Football: Singapore look to lay pitch fears to rest

The National Stadium pitch at the Singapore Sports Hub in Kallang.

SINGAPORE - Singapore will look to overcome concerns about the pitch at their gleaming new National Stadium as they launch the defence of their AFF Suzuki Cup regional title this weekend.

The reigning Southeast Asian champions will take on Thailand, runners-up at the tournament's last edition in 2012, in the first competitive match at the venue on Sunday.

Worries about the pitch have overshadowed high-profile friendlies at the domed 55,000-seater, where the coaches of Brazil and Juventus were both unimpressed at the sandy, rutted surface.

But some intensive horticulture, including the use of high-powered halogen lamps, has vastly improved grass coverage at what is the centrepiece of Singapore's new, $1 billion sports complex.

A pop concert by Taiwanese star Jay Chou was rescheduled and a Maori All Blacks rugby match was scrapped as officials pulled out all the stops to make sure the pitch was ready for the Suzuki Cup.

Even so, three of the six group matches in Singapore will be played not at the new venue but at the venerable Jalan Besar stadium, whose artificial surface also has its critics.

The tournament starts on Saturday in Hanoi, where Group A hosts Vietnam play Indonesia and the Philippines face Laos.
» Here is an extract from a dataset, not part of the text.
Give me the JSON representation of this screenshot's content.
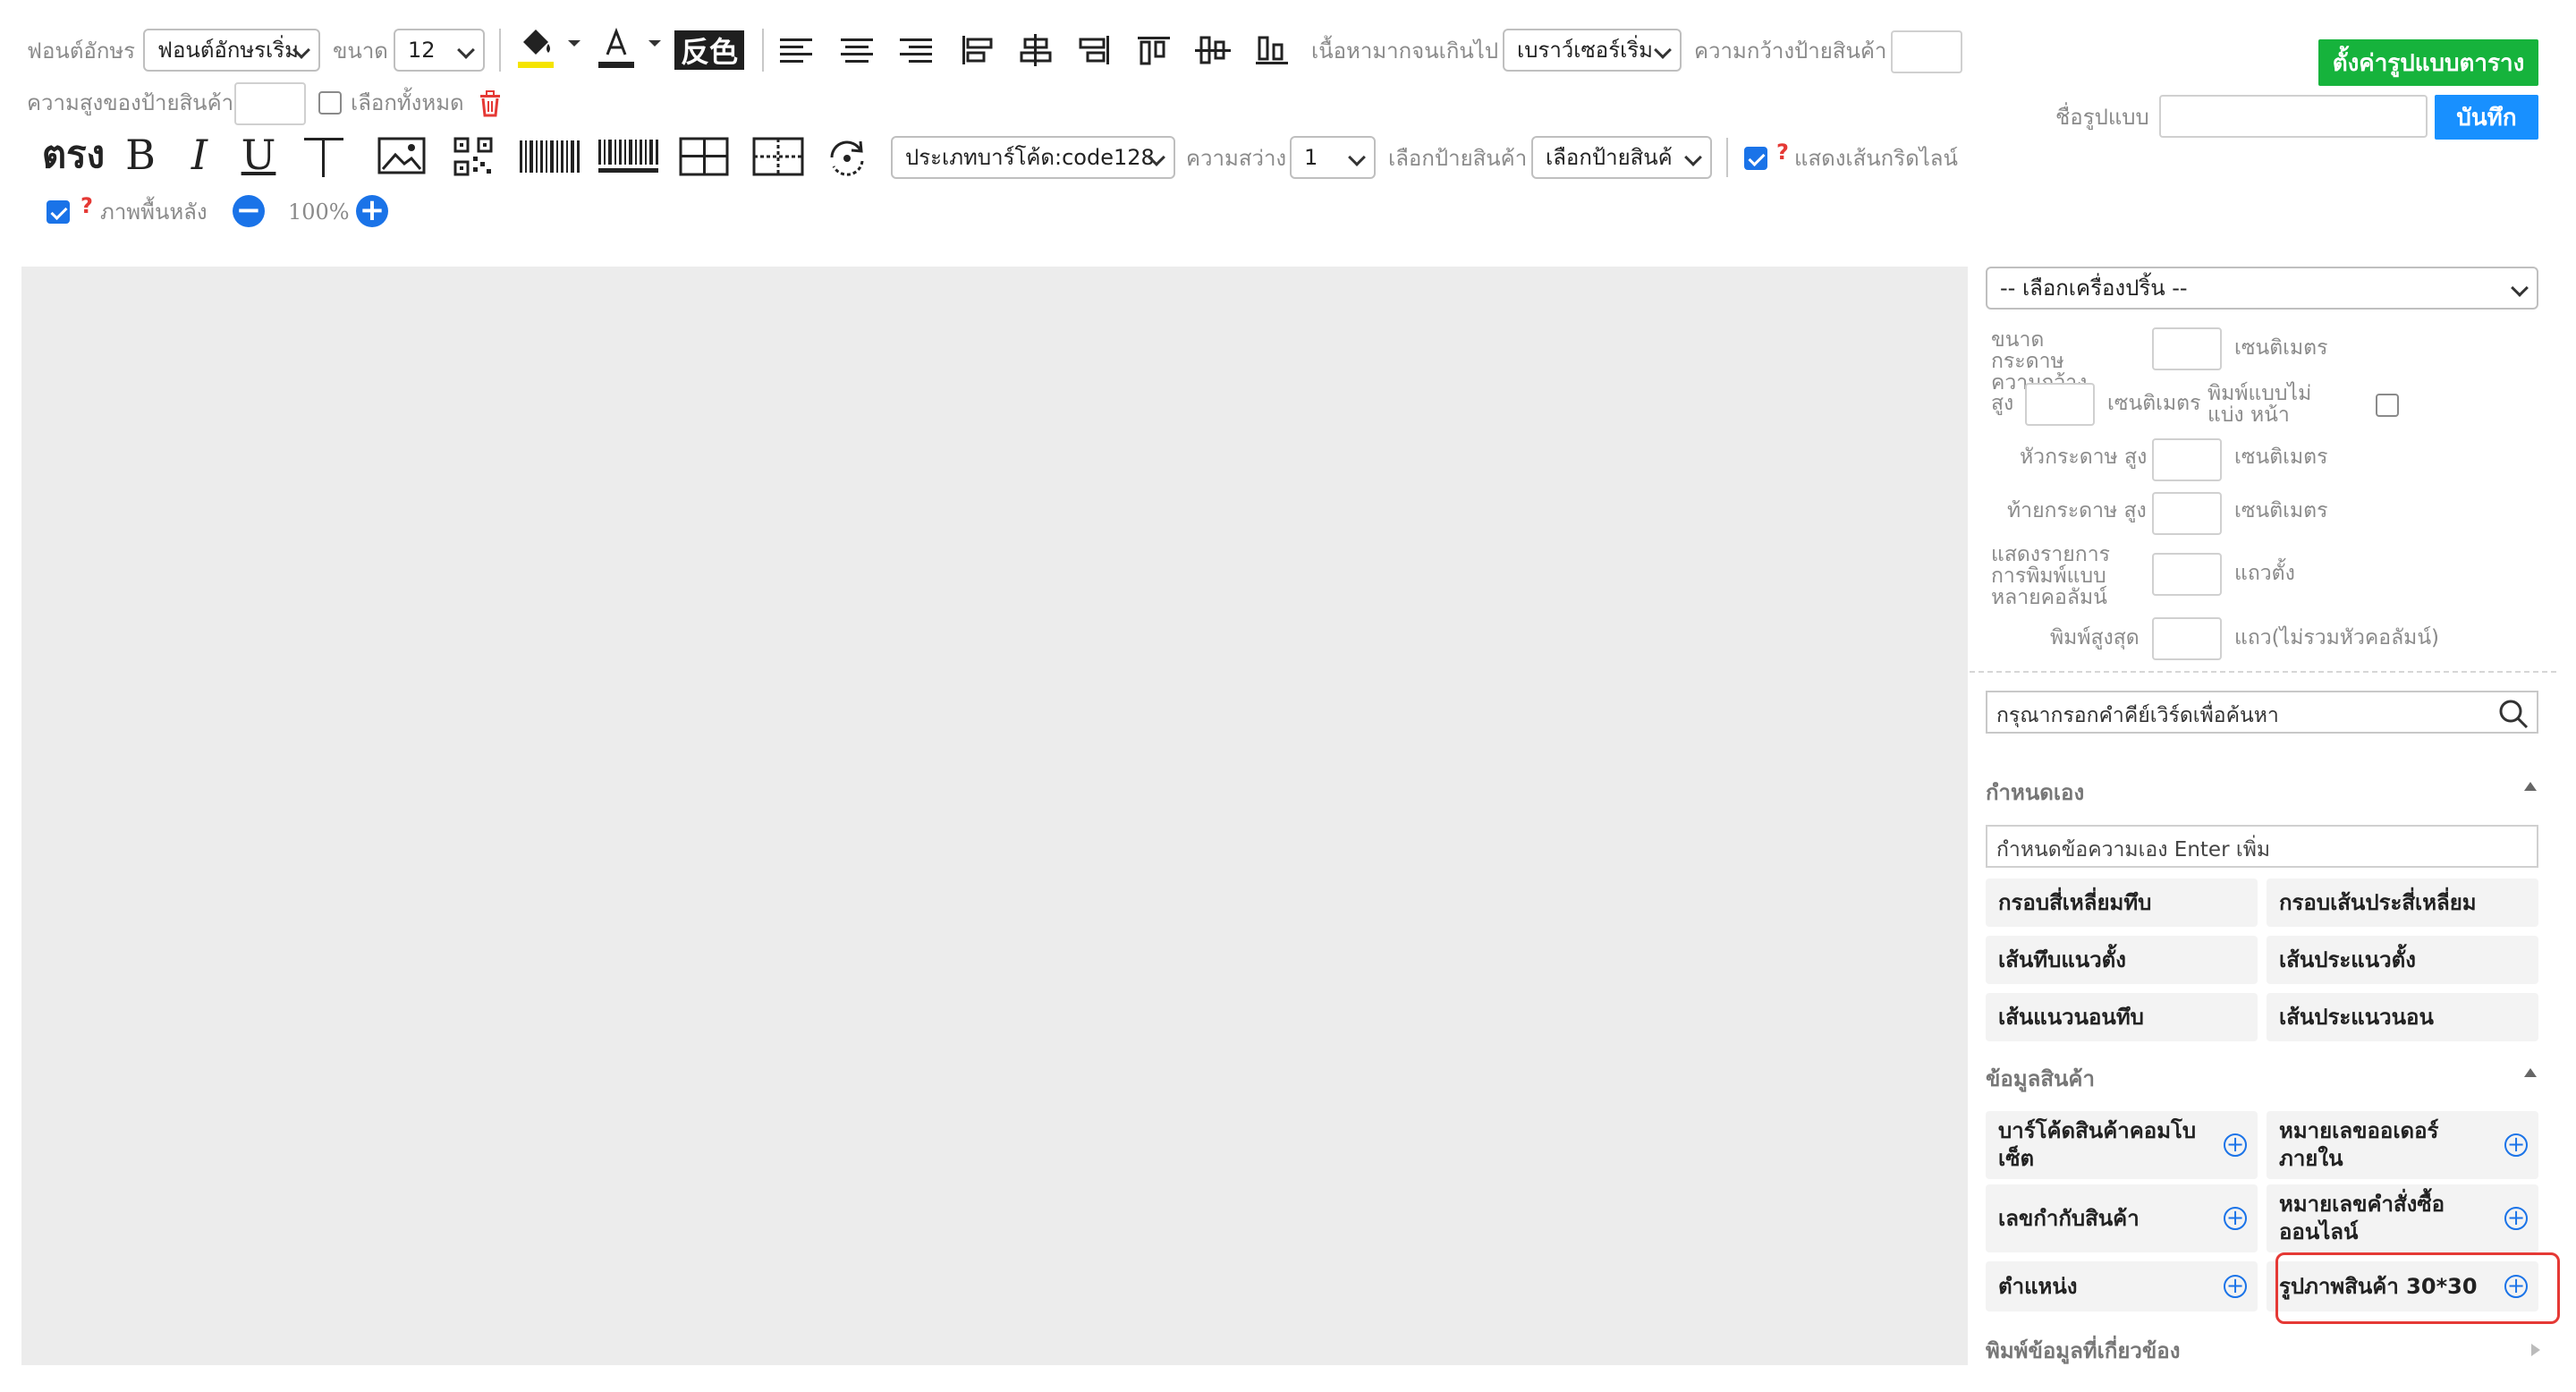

Malaysia and Myanmar are Singapore's other two rivals in Group B.

Four-time champions Singapore and Thailand's War Elephants are both much changed since the Lions' 3-2 aggregate triumph two years ago, with new coaches and radically overhauled squads.

After grabbing three ASEAN titles in eight years under Raddy Avramovic, Singapore are now with German coach Bernd Stange, who has a higher tempo approach focused on possession and quick passing.

The former East Germany and Iraq boss, while retaining a handful of stalwarts including 2012 tournament MVP Shahril Ishak, has also cut the team's dependence on naturalised players.

Emotional return

Stange's Singapore must also negotiate the challenges of arch-rivals Malaysia and Myanmar, now coached by Avramovic, if they are to reach the two-legged semi-finals.

"It is always tough to defend a title, and our task is made more difficult by being placed in a tough group," Stange said.

"We will have to be at our very best in all three matches if we want to make it to the knockout stages." Thailand have not won the competition since Kiatisuk Senamuang skippered them to victory in 2002, and the Thai legend nicknamed "Zico" will be looking to end the 12-year drought as coach.

After imported coaches Peter Reid, Bryan Robson and Winfried Schafer all failed to land the title for Thailand, Kiatisuk has embarked on a clear-out, retaining only six players from 2012.

The 41-year-old is putting his faith in youth, calling up many of the under-23 players that he coached to victory at the 2013 Southeast Asian Games and the semi-finals of the 2014 Asian Games.

In Hanoi, Saturday's match with Vietnam will represent an emotional homecoming for Indonesia coach Alfred Riedl, who had three spells in charge of Vietnam and received a kidney donation from a Vietnamese man in 2007.

However, the Austrian said he is focused on his task of leading the Merah Putih to their first ever ASEAN title after finishing as runners-up on four separate occasions.

"I cannot let emotion get in the way and I hope that when we play against Vietnam in the Suzuki Cup, we beat them," he said.

"My feeling for Vietnam is very good but we're playing against them in a match, I want to beat them. There's no question about that."